HealthDay News — Risk for certain neuropsychiatric sequelae remains increased up to two years after COVID-19 infection, according to a study published online Aug. 17 in The Lancet Psychiatry.
Maxime Taquet, Ph.D., from the University of Oxford in the United Kingdom, and colleagues examined the long-term risks for neurologic and psychiatric sequelae associated with COVID-19. A cohort of patients of any age with COVID-19 diagnosed from Jan. 20, 2020, to April 13, 2022, was identified and propensity score-matched with a contemporaneous cohort of patients with other respiratory infection (1,487,712 patients with COVID-19 and an equal number of controls).
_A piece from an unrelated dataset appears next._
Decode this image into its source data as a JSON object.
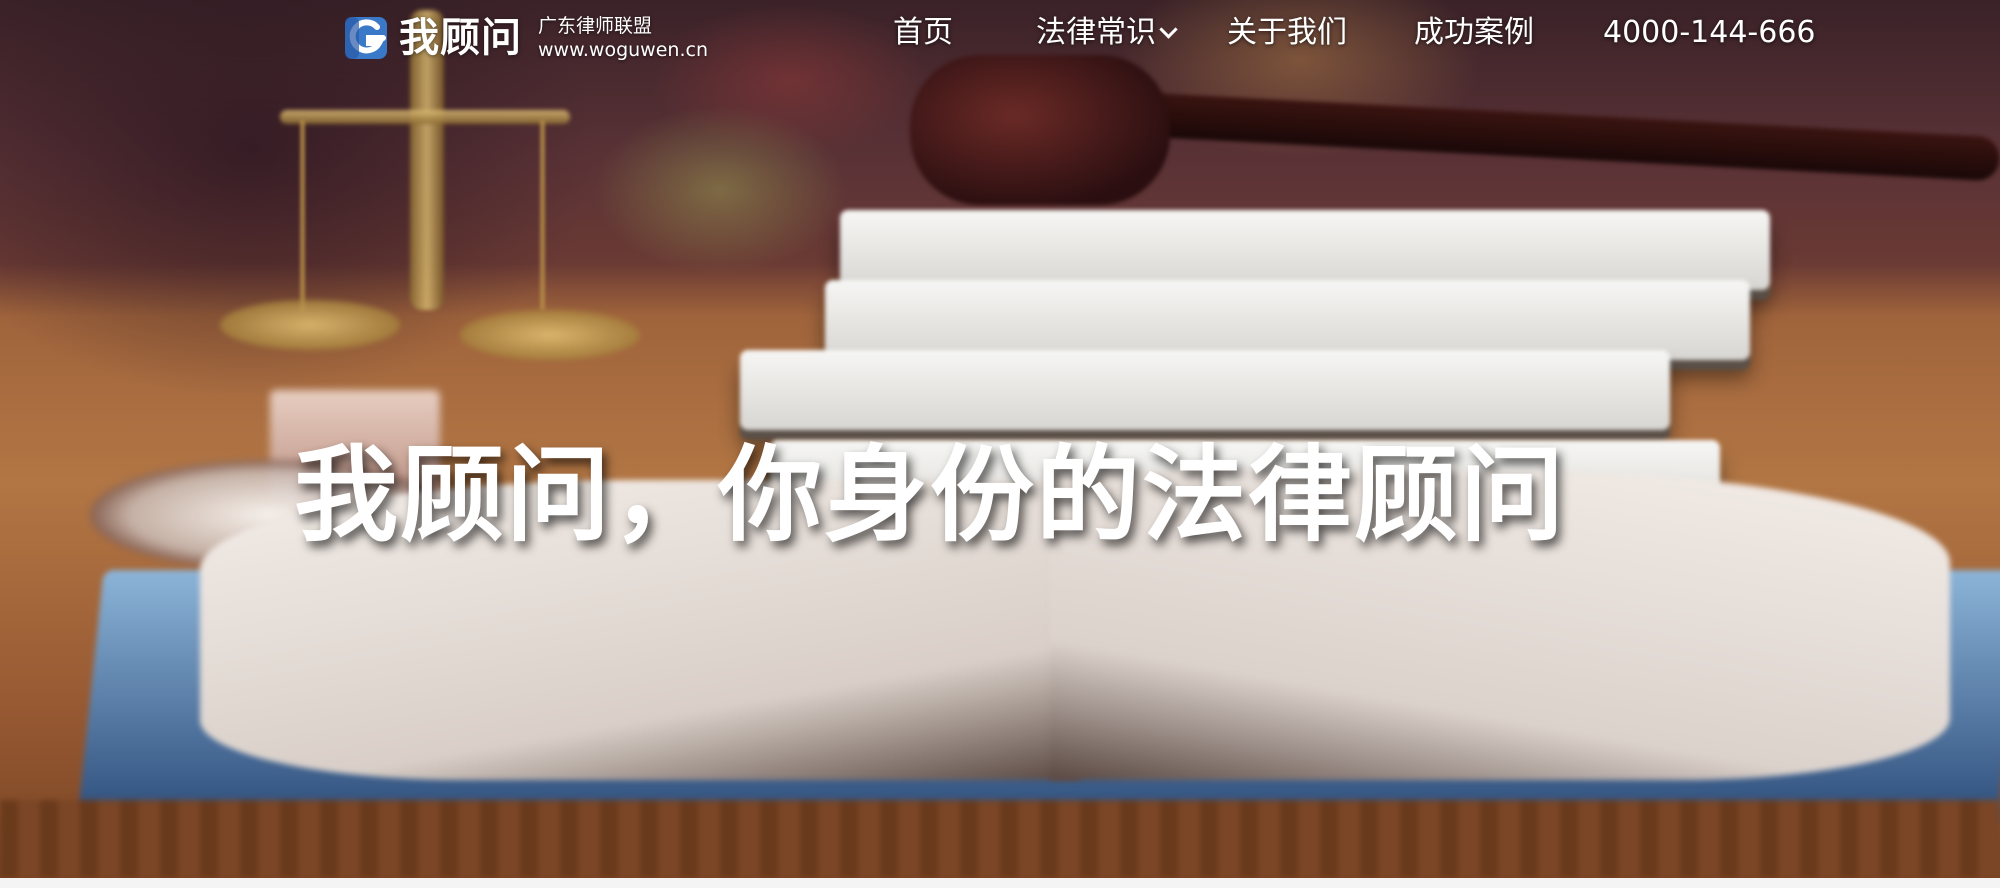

The researchers found that most outcomes had hazard ratios significantly greater than 1 after six months, but the risk horizons and time to equal incidence varied considerably. After one to two months, the risks for the common psychiatric disorders returned to baseline (mood disorders at 43 days; anxiety disorders at 58 days) and reached an equal overall incidence to the matched comparison group subsequently (mood and anxiety disorders at 457 and 417 days, respectively). In contrast, at the end of the two-year follow-up period, risks for cognitive deficit (brain fog), dementia, psychotic disorders, and epilepsy or seizures were still increased. Compared with adults, children had different post-COVID-19 risk trajectories, with no increased risk for mood or anxiety disorders, but increased risks for cognitive deficit; insomnia; intracranial hemorrhage; ischemic stroke; nerve, nerve root, and plexus disorders; psychotic disorders; and epilepsy or seizures.
“The results have important implications for patients and health services as it suggests new cases of neurological conditions linked to COVID-19 infection are likely to occur for a considerable time after the pandemic has subsided,” a coauthor said in a statement.